O’Malley’s office charged 28-year-old Yahya Muslim with assault and great bodily injury for shoving a 91-year-old man to the ground at 8th and Harrison streets on Jan. 31. Muslim had two prior assault convictions, prosecutors said. 


Video released by police also showed he later approached a 60-year-old man and 55-year-old woman on the same street and pushed them from behind as they were walking. All three victims received medical attention at local hospital for their injuries.

Another surveillance video inside a convenience store showed a suspect identified by police as 22-year-old Deveion Lamont Byrd walking up behind an 80-year-old woman before grabbing two $100 bills from her hands as she went to pay at the register and running off.

Several brazen assaults captured on camera went viral on social media, and actors Daniel Dae Kim and Daniel Wu were offering a $25,000 reward for information leading to an arrest and conviction.

“My dad is 91 years old,” Wu, who grew up in Orinda, said at the press conference in Oakland. “To have to think about something like that happening to my father is just unimaginable.”

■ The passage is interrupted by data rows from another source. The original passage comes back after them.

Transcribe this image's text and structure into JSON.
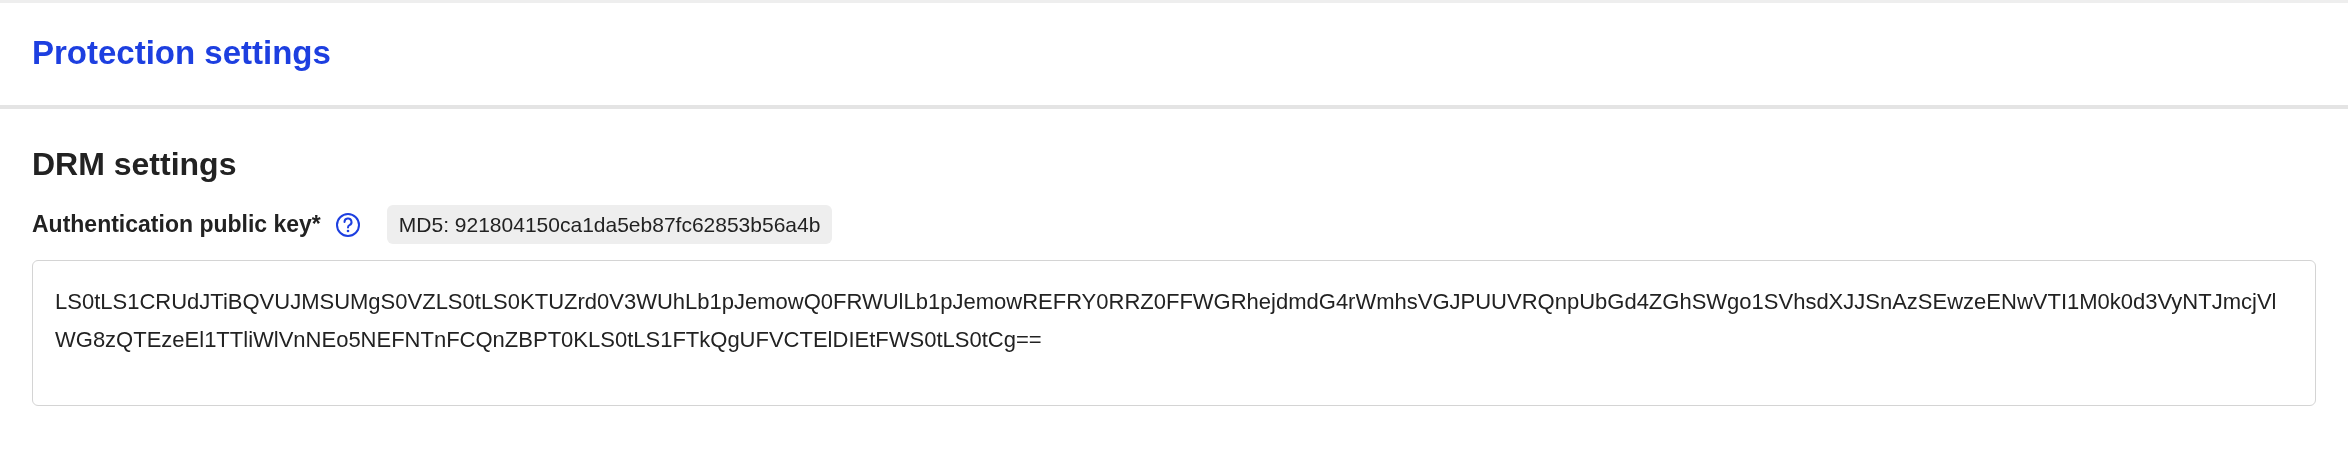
{
  "header": {
    "title": "Protection settings"
  },
  "section": {
    "title": "DRM settings",
    "field": {
      "label": "Authentication public key*",
      "md5": "MD5: 921804150ca1da5eb87fc62853b56a4b",
      "value": "LS0tLS1CRUdJTiBQVUJMSUMgS0VZLS0tLS0KTUZrd0V3WUhLb1pJemowQ0FRWUlLb1pJemowREFRY0RRZ0FFWGRhejdmdG4rWmhsVGJPUUVRQnpUbGd4ZGhSWgo1SVhsdXJJSnAzSEwzeENwVTI1M0k0d3VyNTJmcjVlWG8zQTEzeEl1TTliWlVnNEo5NEFNTnFCQnZBPT0KLS0tLS1FTkQgUFVCTElDIEtFWS0tLS0tCg=="
    }
  }
}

“Racist rhetoric from the pandemic has targeted us for being the reason of the coronavirus,” he continued. “Asians across the board have been targeted by racial slurs, by being attacked, by being pushed around, being spat on. Outside of San Francisco, in LA, in New York, these incidents are happening all over the country.”

An elderly man from Thailand was targeted in another startling attack that went viral on social media after happening in broad daylight in San Francisco’s Anza Vista neighborhood on Jan. 28. A neighbor’s surveillance camera captured the moments a man abruptly ran toward 84-year-old Vicha Ratanapakdee standing outside his garage, violently knocking him to the ground before walking off.

Ratanapakdee died at the hospital two days later. His family members told KTVU Fox 2 that they believe the attack was racially motivated and is linked to blame placed on Asians for the pandemic.

On Feb. 1, San Francisco District Attorney Chesa Boudin announced that 19-year-old Antoine Watson would be charged with murder and elder abuse causing death in connection to Ratanapakdee’s death.

The murder of Ratanapakdee “has been especially painful to the Asian American Pacific Islander (AAPI) community, which has been victimized by many incidents of violence, hate and racism since the start of the pandemic,” the district attorney’s office said. 

“This was a horrific, senseless attack, and I send my deepest condolences to the Ratanapakdee family for this unthinkable pain,” Boudin added in a statement. “My heart goes out to the entire AAPI community for the harm and fear this tragedy has inflicted.”

The attacks were first spotlighted on social media by activist Amanda Nguyen. She also highlighted an attack against Noel Quintana, a 61-year-old Filipino man who was slashed in the face during a confrontation on a New York City subway on Feb. 3.


NYPD continues to search for the assailant, but, so far, officials have not mentioned race as a factor in the attack. Mayor Bill de Blasio refused to recognize a crime problem, and Police Commissioner Dermot Shea said transit crime is down, WABC reported.